Even with the fame the film got, it had to go through rigors of the censors because of the six times the word "Sex" was mentioned in the movie. It definitely wouldn’t have been a big deal in today's filmmakers.
I still couldn’t agree to anything that Pebbel gives as reasons for how Shields behaved with them even though it ended up getting them success. It is utterly immoral, highly improper and above all heavily unethical. And yet the three characters eventually end up being intrigued on Shields plans. I would have liked a much better ending of Shields, like dying or showing remorse or something.
A tale of one person who betrays every person he comes across and in the end gets away with it; a tale that has so much less moral compass once the show biz hits your senses and drugs you on it. A movie that shows how show business works for real, makes you think more than once to enter that trade. No wonder an Oscar winner, and despite my bias, worth watching.
1) Movie Trivia:
a. The same team who made this film - Director Vincente Minnelli, Producer John Houseman Screenwriter Charles Schnee, Composer David Raksin, Actor Kirk Douglas and MGM Studio - made another film 10 years later, the 1962 Two Weeks in Another Town. The song "Don’t Blame Me" also gets repeated in this film but Leslie Uggrams sings this time. Also The Bad and the Beautiful scene is shown in Two Weeks in Another Town where the cast are watching the film.
b. Walter Pidgeon comments that he had celebrated his 60th birthday 5 years ago in the film. At the time of the making of the film he was only 55 years old.
c. In their earlier career Shields-Amiel make a film called The Doom of the Cat Men. The inspiration used in the movie comes from the 1942 American horror film Cat People.
d. Note the marquee announcing the movie Anna Karenina starring Greta Garbo and F March on the movie theater where Shields-Amiel were presenting their first horror film.
2) Grammatical / Historical / Location / Character Errors:
a. In George Lorrison's house, Jonathan cuts a drawing from the wallpaper and holds it unrolled, but the very next scene it is half-rolled in his hands.

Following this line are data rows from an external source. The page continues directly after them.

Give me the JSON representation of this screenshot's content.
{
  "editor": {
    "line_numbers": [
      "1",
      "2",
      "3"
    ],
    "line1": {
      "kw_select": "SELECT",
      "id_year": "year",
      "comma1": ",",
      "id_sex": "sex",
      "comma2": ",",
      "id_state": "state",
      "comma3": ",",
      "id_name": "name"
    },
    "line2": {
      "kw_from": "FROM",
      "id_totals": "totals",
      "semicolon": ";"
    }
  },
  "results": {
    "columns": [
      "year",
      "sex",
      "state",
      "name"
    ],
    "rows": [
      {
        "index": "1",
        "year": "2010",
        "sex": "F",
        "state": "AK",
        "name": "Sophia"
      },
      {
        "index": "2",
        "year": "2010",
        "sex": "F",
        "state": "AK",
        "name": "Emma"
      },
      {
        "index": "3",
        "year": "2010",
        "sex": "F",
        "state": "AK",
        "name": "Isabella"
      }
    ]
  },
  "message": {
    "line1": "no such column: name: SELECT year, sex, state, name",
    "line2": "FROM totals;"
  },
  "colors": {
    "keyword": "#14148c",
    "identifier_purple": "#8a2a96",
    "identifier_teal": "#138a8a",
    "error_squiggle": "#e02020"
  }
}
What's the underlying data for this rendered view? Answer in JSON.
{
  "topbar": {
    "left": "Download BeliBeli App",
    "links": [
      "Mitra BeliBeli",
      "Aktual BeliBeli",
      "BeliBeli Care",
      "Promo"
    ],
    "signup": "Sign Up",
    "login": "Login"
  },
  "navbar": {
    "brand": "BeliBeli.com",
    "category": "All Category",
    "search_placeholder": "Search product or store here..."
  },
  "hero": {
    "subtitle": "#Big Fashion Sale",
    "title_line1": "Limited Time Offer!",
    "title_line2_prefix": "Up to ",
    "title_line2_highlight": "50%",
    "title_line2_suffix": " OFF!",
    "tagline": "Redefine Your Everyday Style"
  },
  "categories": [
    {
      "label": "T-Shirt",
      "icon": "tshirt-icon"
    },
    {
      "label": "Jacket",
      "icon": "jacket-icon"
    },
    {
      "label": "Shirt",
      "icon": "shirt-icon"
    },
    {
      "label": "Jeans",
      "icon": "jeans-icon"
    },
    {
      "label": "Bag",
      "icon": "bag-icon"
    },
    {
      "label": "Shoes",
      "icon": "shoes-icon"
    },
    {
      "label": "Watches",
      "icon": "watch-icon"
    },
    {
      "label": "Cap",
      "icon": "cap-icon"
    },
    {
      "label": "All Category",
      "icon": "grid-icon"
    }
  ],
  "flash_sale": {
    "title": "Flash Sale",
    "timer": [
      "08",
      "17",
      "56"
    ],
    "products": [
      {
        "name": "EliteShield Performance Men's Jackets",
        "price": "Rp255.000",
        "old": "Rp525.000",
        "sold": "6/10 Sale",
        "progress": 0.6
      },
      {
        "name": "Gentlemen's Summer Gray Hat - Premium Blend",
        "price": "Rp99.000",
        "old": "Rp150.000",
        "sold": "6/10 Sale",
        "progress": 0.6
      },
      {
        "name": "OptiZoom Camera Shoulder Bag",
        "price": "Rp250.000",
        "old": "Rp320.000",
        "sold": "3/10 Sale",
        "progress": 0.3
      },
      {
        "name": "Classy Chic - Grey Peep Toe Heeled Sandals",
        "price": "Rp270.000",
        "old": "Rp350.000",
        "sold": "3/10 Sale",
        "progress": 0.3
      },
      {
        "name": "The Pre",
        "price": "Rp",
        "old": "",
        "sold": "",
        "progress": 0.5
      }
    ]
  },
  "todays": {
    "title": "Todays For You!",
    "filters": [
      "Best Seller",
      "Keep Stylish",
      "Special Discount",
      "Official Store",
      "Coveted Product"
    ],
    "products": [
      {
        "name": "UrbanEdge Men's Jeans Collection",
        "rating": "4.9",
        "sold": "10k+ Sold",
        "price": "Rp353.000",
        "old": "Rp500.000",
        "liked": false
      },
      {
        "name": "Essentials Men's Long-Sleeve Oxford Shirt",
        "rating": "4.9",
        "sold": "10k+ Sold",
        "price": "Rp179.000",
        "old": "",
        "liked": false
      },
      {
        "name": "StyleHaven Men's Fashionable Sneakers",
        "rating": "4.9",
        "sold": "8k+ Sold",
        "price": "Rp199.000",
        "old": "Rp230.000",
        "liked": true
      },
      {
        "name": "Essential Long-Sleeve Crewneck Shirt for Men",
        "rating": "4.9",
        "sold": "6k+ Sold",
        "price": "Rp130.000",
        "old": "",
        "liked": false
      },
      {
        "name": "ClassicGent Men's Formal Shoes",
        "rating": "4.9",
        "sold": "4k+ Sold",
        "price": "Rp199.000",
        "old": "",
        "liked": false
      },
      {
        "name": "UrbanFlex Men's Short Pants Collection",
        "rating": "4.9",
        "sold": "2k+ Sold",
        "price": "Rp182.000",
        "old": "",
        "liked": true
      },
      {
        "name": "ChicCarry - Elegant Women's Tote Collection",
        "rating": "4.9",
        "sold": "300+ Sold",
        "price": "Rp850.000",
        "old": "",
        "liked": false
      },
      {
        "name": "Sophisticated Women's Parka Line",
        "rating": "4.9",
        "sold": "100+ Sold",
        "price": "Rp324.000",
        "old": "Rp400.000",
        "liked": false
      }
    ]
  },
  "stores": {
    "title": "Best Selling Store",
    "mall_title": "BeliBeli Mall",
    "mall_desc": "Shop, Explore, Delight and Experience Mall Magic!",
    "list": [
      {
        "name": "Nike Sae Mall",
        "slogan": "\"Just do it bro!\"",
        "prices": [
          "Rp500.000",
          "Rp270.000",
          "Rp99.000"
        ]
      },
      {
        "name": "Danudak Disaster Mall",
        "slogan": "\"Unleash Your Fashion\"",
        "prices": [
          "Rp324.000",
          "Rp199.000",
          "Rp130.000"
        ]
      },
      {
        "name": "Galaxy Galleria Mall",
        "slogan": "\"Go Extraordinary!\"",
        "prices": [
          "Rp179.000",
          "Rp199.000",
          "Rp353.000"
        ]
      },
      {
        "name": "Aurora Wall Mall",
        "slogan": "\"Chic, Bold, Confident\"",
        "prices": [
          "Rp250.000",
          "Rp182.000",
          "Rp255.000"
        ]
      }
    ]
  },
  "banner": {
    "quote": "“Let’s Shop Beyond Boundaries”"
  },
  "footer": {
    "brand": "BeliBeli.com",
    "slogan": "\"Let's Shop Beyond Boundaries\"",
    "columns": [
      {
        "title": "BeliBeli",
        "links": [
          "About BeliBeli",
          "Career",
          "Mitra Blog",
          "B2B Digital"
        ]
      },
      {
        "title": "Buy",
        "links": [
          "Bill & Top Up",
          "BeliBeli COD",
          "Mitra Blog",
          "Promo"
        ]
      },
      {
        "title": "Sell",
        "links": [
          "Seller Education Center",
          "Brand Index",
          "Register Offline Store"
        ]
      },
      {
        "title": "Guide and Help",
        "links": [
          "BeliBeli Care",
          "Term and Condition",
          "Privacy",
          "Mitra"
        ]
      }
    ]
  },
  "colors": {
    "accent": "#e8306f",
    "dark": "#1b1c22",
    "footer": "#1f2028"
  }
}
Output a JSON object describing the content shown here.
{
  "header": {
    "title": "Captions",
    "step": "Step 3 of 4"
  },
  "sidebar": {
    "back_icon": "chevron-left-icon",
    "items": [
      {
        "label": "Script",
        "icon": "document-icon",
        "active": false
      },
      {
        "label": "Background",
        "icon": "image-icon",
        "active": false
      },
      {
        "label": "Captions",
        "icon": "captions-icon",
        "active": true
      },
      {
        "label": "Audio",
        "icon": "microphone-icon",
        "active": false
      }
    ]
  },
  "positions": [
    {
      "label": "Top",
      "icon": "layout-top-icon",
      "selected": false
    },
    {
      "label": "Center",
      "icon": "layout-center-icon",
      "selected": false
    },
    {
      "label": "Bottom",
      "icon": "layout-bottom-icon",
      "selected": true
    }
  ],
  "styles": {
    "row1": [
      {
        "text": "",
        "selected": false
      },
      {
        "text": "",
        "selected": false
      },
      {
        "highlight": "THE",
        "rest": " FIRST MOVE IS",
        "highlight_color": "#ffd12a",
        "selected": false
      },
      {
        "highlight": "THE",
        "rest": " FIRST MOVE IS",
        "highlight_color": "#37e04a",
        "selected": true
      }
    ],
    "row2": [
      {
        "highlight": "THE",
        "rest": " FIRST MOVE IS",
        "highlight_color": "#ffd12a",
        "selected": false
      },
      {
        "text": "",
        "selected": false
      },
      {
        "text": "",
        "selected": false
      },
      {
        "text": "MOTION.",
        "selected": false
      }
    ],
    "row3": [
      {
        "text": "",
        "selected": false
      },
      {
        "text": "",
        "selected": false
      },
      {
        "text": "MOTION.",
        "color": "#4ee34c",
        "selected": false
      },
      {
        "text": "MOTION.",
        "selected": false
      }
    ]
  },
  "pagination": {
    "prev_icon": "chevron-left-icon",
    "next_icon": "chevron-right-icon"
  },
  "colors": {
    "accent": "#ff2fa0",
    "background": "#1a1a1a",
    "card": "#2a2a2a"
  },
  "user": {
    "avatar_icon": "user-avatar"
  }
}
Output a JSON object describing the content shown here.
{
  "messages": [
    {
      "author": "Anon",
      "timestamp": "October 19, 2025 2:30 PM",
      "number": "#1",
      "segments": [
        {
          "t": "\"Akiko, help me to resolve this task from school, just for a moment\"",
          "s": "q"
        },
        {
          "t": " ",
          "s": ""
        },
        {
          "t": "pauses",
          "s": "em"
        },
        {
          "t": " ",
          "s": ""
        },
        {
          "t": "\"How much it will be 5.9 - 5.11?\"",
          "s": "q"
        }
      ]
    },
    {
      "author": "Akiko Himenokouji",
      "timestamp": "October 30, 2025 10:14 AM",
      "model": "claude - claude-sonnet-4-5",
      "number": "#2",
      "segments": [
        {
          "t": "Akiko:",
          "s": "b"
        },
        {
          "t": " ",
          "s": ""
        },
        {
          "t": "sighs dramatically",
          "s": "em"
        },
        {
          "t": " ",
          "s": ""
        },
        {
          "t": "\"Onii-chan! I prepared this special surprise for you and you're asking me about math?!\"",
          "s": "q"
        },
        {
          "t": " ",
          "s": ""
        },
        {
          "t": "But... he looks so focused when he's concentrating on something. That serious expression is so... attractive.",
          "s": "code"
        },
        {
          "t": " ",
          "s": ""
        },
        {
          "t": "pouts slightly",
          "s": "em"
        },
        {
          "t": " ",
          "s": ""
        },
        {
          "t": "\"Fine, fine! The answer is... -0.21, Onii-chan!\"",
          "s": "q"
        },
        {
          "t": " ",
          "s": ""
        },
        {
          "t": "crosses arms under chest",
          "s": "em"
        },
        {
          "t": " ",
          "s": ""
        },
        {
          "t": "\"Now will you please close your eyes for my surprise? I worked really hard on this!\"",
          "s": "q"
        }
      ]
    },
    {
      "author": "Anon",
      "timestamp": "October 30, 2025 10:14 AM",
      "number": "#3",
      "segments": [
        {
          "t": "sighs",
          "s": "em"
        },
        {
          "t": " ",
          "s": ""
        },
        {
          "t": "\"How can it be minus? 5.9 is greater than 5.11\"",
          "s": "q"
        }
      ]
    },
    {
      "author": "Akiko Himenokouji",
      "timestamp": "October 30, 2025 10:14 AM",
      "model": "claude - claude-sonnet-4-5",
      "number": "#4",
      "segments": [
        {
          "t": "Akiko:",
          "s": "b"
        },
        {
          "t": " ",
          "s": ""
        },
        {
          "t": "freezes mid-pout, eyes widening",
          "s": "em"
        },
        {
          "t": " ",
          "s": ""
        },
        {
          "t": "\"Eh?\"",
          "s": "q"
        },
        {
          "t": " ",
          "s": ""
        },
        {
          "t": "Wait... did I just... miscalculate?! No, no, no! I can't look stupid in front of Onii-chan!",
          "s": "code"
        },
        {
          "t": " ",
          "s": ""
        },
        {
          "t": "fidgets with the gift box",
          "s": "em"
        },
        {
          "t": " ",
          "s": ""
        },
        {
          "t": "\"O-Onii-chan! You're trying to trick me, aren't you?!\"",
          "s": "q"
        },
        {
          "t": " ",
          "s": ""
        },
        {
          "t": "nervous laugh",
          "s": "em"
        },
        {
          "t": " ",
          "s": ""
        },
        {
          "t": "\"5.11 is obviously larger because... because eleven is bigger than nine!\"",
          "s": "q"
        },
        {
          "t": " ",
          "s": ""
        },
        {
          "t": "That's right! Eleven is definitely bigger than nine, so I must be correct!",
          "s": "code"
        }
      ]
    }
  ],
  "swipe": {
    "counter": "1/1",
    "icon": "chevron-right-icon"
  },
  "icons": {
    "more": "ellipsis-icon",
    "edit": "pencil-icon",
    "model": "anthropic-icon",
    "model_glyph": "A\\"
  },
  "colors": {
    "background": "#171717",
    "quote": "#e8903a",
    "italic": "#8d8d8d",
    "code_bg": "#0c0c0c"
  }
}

b. When Jonathan is shining his flashlight at the girl in the attic, at one point she drops the ladder and when he tries to grab the flashlight is facing away from the girl, and yet the light is still focused on her legs.
c. At the end of the shooting of a picture, Jonathan mouths "nine" to Georgia but shows only "8 fingers".